EXTRACTED MATERIAL Block Start

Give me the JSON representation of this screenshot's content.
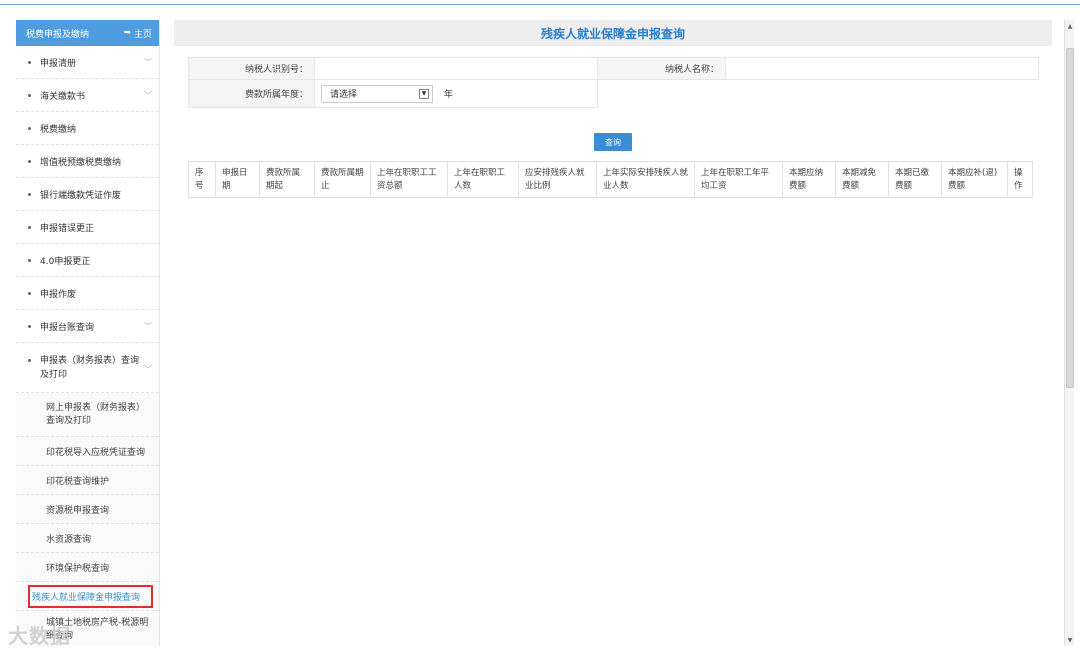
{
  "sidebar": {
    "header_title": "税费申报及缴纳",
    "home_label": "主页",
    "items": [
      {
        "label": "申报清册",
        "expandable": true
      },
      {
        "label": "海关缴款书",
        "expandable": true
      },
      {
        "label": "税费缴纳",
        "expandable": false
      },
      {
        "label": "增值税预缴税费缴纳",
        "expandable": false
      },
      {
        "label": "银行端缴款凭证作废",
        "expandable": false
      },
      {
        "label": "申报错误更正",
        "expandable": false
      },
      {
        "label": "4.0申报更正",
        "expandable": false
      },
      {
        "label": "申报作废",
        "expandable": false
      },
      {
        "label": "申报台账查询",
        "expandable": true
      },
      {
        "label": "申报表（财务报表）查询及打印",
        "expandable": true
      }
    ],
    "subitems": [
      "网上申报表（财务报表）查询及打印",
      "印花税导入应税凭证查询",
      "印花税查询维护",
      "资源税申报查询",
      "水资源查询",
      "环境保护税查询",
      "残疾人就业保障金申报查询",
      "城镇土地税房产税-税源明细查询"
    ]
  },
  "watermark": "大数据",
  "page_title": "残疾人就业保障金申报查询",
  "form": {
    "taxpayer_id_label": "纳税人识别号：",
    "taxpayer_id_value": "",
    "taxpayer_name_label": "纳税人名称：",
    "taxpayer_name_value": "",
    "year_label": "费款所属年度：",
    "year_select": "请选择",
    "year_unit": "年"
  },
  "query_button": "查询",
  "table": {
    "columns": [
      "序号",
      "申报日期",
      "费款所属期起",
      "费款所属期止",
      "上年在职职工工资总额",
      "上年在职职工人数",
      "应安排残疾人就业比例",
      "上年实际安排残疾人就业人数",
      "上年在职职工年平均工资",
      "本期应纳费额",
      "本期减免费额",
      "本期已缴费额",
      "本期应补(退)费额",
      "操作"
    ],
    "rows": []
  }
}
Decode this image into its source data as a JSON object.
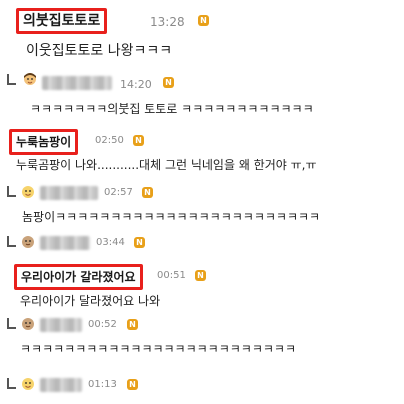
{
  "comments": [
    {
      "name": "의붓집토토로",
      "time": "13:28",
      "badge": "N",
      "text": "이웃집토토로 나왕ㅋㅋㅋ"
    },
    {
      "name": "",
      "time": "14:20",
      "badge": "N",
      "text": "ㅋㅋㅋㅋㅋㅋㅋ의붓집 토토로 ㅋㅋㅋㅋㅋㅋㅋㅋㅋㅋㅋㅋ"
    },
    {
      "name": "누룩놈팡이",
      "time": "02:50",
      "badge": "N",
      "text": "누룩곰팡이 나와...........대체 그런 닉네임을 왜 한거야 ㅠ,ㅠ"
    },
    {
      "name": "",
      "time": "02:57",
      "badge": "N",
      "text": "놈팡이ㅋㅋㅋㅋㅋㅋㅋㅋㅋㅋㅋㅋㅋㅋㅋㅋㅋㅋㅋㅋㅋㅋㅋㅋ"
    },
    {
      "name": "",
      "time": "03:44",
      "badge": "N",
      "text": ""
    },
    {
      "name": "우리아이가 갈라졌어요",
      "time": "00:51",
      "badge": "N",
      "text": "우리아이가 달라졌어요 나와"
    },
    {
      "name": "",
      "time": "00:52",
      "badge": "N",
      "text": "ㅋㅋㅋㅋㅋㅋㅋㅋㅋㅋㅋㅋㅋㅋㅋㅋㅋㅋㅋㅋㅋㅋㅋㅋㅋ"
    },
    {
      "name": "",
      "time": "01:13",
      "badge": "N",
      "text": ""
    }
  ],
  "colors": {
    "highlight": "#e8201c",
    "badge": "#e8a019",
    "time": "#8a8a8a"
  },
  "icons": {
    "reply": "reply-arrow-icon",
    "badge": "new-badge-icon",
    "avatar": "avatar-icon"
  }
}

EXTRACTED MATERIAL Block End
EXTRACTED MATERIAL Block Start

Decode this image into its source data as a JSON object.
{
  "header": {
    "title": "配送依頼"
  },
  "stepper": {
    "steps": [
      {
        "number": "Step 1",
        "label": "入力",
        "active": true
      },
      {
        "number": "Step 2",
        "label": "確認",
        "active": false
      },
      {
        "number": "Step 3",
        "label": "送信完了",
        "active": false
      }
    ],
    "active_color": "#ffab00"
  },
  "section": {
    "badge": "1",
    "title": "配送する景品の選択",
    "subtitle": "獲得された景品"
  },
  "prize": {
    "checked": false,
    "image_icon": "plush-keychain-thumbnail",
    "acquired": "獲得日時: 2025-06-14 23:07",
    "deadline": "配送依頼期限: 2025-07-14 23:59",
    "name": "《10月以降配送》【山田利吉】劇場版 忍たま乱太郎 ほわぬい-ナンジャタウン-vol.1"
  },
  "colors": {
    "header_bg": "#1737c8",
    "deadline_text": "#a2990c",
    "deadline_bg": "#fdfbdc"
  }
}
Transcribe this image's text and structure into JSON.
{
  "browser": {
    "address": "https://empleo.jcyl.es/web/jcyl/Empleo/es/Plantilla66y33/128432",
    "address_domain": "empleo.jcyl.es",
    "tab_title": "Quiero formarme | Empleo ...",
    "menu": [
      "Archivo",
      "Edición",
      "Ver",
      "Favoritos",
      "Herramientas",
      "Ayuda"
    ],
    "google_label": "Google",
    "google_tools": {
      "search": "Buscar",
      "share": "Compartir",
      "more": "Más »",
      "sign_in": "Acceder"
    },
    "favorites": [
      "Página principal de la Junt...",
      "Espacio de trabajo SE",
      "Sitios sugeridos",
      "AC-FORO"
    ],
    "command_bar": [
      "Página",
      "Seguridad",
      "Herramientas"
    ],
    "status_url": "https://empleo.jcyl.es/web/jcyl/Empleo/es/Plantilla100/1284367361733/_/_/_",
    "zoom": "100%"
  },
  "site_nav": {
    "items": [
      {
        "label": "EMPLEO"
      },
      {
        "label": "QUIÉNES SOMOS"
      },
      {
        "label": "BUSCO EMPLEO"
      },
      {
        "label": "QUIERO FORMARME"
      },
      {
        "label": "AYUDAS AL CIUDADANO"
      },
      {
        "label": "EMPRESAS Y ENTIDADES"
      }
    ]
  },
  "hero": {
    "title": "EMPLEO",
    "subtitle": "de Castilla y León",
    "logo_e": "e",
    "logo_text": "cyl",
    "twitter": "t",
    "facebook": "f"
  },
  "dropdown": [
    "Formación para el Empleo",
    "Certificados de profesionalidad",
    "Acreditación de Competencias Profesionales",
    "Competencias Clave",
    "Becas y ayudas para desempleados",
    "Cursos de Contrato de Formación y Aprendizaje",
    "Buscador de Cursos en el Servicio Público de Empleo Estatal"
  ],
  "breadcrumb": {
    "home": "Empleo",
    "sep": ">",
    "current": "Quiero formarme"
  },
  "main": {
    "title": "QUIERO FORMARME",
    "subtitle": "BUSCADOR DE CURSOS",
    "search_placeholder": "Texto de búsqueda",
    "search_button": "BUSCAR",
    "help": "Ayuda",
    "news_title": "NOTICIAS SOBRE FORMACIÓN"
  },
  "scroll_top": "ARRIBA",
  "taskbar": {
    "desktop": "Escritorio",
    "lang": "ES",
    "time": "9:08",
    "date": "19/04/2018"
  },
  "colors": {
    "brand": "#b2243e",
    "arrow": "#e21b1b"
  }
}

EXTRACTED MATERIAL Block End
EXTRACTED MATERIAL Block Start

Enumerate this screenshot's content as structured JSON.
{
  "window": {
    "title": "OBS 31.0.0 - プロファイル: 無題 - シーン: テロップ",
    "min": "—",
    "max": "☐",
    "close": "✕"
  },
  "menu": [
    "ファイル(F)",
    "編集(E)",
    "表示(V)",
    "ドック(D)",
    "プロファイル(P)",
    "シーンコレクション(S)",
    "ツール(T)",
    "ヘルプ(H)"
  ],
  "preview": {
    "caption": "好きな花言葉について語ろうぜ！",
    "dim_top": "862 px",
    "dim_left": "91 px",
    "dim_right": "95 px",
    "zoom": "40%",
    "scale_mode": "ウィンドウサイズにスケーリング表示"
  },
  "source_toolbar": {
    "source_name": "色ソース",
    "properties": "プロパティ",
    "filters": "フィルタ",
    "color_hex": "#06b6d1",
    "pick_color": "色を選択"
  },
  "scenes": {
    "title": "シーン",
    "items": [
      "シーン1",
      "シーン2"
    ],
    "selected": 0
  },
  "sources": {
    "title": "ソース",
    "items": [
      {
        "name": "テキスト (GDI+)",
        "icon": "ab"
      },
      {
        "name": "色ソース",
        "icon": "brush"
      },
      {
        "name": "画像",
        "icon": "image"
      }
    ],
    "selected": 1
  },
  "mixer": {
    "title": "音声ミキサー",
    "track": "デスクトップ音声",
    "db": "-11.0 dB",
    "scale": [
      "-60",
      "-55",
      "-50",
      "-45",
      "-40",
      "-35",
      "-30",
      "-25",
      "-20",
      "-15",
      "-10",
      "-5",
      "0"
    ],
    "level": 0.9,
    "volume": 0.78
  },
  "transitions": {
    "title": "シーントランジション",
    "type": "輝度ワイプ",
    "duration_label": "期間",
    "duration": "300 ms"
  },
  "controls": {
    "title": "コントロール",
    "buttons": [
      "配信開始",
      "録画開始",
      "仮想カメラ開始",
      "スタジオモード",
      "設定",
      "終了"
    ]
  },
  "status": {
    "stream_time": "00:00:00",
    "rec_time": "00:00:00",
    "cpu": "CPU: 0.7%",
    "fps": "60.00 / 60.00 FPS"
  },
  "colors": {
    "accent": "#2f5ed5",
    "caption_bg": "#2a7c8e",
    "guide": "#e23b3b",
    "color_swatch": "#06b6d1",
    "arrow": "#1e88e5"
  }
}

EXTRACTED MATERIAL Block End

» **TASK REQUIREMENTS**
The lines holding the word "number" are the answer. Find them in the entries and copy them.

» **WRITTEN SOLUTION**
        "number": "Step 1",
        "number": "Step 2",
        "number": "Step 3",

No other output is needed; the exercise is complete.